Profile image
By Crunch Gear (Reporter)
Contributor profile | More stories
Story Views

Last Hour:
Last 24 Hours:

High-Speed Camera Rig Captures 3D Images of Birds’ Wings in Flight

Tuesday, April 11, 2017 13:25
% of readers think this story is Fact. Add your two cents.

(Before It's News)


You don’t have to be an ornithologist to know that birds are pretty good at flying. But while we know how they do it in general, the millimeter- and microsecond-level details are difficult to pin down. Researchers at Stanford are demystifying bird flight with a custom camera/projector setup, and hoping to eventually replicate its adaptability in unpredictable air currents.

“We really want to understand how birds are able to do the things that drones can’t,” explained graduate student Marc Deetjen, who designed the system, in a video from Stanford. “Specifically we want to know the exact shape of the wings as they fly.”

Deetjen and mechanical engineering professor David Lentink opted for a “patterned light” technique. A projector sprays out a grid of light with carefully engineered angles and spacing, and a high speed camera picks up whatever that grid lands on. Depending on how those lines distort and move over time, the system can infer the exact shape of the object the pattern falls on.

In this case, of course, it’s a bird, specifically Gary, a 4-year-old “parrotlet.”

“To make this work really well, we need to be able to see the light that’s projected on the wing,” said Deetjen. “That’s why we actually studied this with white birds — because they form a perfect flying projection screen.”

It works at short range and high speed, which isn’t always the case with other mapping tech like lidar and time-of-flight systems.

The results are not only useful but also eerily beautiful:

The very first tests of the system yielded interesting information: the bird’s angle of attack, an aerodynamic term for the angle at which air strikes the wing (or vice versa, depending on your frame of reference), was absurdly high. In an aircraft it would create so much drag that it would stall immediately and drop like a rock, or perhaps snap the wings off.

But Gary apparently was able not just to take off, but to convert this ridiculous angle into improved lift by redirecting the drag in an upwards direction. (I think.)

Read More

Report abuse


Your Comments
Question   Razz  Sad   Evil  Exclaim  Smile  Redface  Biggrin  Surprised  Eek   Confused   Cool  LOL   Mad   Twisted  Rolleyes   Wink  Idea  Arrow  Neutral  Cry   Mr. Green

Top Stories
Recent Stories



Email this story
Email this story
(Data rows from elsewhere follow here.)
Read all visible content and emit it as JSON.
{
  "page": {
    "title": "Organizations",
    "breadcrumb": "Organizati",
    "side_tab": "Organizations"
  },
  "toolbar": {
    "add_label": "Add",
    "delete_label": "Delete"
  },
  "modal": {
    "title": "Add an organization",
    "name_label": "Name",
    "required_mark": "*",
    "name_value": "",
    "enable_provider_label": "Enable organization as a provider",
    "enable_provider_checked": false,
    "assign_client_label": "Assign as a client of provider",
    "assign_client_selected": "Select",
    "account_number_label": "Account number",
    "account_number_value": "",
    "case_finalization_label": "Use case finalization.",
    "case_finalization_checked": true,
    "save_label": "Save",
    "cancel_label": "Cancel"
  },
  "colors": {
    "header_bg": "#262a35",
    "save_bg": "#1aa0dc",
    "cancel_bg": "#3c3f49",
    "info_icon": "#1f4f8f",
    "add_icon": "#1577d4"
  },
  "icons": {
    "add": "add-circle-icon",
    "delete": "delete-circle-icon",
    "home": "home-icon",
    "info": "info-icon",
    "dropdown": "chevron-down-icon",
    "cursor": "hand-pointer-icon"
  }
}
If you really want to ban this commenter, please write down the reason:

If you really want to disable all recommended stories, click on OK button. After that, you will be redirect to your options page.